*** Opening Data provided ***

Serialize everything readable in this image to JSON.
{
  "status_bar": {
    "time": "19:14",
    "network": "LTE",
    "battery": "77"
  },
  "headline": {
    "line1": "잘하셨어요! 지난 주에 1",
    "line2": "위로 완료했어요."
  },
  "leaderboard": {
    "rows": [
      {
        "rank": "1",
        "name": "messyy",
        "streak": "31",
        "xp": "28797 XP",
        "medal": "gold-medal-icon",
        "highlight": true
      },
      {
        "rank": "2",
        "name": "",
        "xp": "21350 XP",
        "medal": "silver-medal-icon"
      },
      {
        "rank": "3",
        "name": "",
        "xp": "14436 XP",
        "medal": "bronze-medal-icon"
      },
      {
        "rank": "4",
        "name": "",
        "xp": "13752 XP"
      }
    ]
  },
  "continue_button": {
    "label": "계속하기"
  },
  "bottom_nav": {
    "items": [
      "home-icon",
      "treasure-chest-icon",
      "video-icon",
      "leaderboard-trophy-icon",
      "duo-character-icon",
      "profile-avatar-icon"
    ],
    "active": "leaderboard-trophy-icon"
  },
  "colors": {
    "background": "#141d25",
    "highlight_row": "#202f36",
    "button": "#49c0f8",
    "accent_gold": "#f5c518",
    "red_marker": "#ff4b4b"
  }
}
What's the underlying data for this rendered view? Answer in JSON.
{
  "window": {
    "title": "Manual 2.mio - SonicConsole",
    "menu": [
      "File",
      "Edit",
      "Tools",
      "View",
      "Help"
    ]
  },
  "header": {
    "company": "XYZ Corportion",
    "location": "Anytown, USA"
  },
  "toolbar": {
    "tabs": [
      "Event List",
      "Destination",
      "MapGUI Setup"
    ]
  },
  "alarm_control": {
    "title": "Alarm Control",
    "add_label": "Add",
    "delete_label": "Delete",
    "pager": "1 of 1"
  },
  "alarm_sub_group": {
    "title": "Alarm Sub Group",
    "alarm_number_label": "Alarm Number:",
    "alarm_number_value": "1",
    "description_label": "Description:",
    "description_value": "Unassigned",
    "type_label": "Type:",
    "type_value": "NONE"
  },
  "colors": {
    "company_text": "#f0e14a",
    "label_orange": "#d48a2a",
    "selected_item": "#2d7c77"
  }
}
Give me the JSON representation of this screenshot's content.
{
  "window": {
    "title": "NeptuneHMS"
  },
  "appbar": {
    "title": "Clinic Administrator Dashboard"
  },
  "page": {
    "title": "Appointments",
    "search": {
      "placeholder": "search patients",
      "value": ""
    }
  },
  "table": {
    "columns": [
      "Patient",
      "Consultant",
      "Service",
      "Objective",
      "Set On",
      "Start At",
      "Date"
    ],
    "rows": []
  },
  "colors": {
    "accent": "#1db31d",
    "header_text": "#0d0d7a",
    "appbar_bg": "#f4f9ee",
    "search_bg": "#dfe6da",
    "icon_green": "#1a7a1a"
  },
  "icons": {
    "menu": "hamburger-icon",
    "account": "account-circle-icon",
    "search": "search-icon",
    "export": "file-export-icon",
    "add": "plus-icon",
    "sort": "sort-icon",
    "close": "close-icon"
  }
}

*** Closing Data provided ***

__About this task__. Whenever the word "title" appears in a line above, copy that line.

__Answer__.
    "title": "Manual 2.mio - SonicConsole",
    "title": "Alarm Control",
    "title": "Alarm Sub Group",
    "title": "NeptuneHMS"
    "title": "Clinic Administrator Dashboard"
    "title": "Appointments",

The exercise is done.